The settlement of Banchory-Ternan, or Banchory as it is known today, began to grow in the fifth to sixth century AD when a Christian College was founded by St Ternan on the banks of the River Dee close to the present day graveyard. St Ternan was a pict who converted to Christianity and travelled Europe before founding the college or "Banchor". Here he taught both religion and the latest farming techniques learnt on his travels. Remains of Celtic foundations can be seen in a number of carved stones close by the old graveyard.
The importance of the college can be gauged by the number of saints who have a connection with the area - St Machar; St Arnaud; St Duthac; St Nathalan; St Erchard; St Nidan; St Devenick and St Congol.
The relics were lost after the Reformation but were recorded as being St Ternan's bell (ronnecht), his copy of the gospels kept in a gold and silver box (cumdach) and his scalp or tonsure where he would have been anointed and blessed as a missionary. A bell, discovered when the Deeside Railway was being constructed in the nineteenth century in the Bellfield park, is thought to be similar to a Saint's bell or "Ronnecht" and can be seen in the East Church.
On the 12th of June each year a Fair was held in the Saint's honour. This was particularly popular in medieval times as it was one of the few holidays that workers enjoyed. They paraded St Ternan's relics around the church.
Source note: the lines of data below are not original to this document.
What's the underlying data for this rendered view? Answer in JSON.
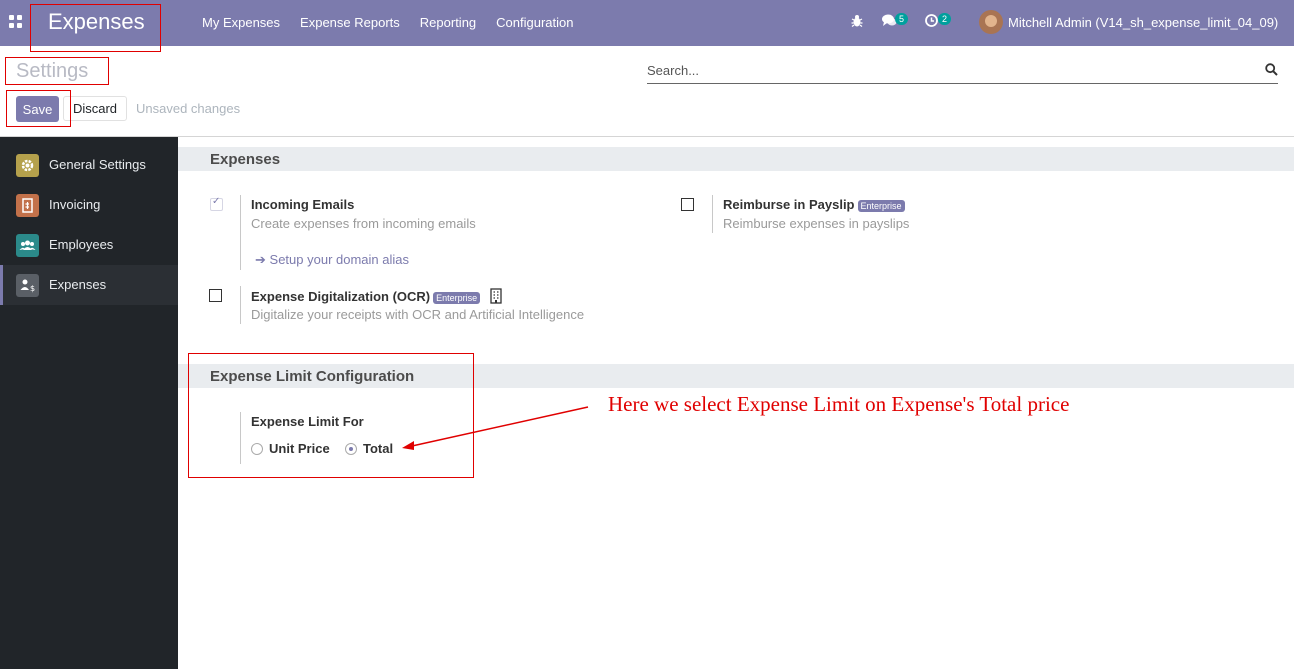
{
  "navbar": {
    "app_title": "Expenses",
    "menu": [
      "My Expenses",
      "Expense Reports",
      "Reporting",
      "Configuration"
    ],
    "messages_count": "5",
    "activities_count": "2",
    "user_name": "Mitchell Admin (V14_sh_expense_limit_04_09)",
    "icons": [
      "apps-icon",
      "bug-icon",
      "chat-icon",
      "clock-icon"
    ]
  },
  "control_panel": {
    "title": "Settings",
    "search_placeholder": "Search...",
    "save_label": "Save",
    "discard_label": "Discard",
    "status_text": "Unsaved changes"
  },
  "sidebar": {
    "items": [
      {
        "label": "General Settings",
        "icon": "gear-icon",
        "color": "#b5a14c"
      },
      {
        "label": "Invoicing",
        "icon": "invoice-icon",
        "color": "#c2714a"
      },
      {
        "label": "Employees",
        "icon": "users-icon",
        "color": "#2b8a8a"
      },
      {
        "label": "Expenses",
        "icon": "expense-icon",
        "color": "#5a5f66"
      }
    ],
    "active": "Expenses"
  },
  "expenses_section": {
    "heading": "Expenses",
    "incoming_emails": {
      "title": "Incoming Emails",
      "description": "Create expenses from incoming emails",
      "checked": true,
      "link": "Setup your domain alias"
    },
    "reimburse_payslip": {
      "title": "Reimburse in Payslip",
      "badge": "Enterprise",
      "description": "Reimburse expenses in payslips",
      "checked": false
    },
    "ocr": {
      "title": "Expense Digitalization (OCR)",
      "badge": "Enterprise",
      "description": "Digitalize your receipts with OCR and Artificial Intelligence",
      "checked": false
    }
  },
  "limit_section": {
    "heading": "Expense Limit Configuration",
    "field_label": "Expense Limit For",
    "options": [
      "Unit Price",
      "Total"
    ],
    "selected": "Total"
  },
  "annotation": {
    "text": "Here we select Expense Limit on Expense's Total price",
    "color": "#e00000"
  },
  "colors": {
    "brand": "#7c7bad",
    "sidebar_bg": "#212529",
    "section_bg": "#e9ecef"
  }
}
The market cross, which originally stood on the site of the annual fairground, now stands in the grounds of the East Church. Banchory continues to hold St Ternan's Fair in early June each year to commemorate St Ternan.
In the medieval period there were many struggles between local warlords who operated from the tower houses located on river banks at Strachan, Tilquhilie, Durris, Cluny-Crighton and Banchory. The area also found itself in the midst of national battles including Macbeth at Lumphanan and Mary Queen of Scots at Corrichie.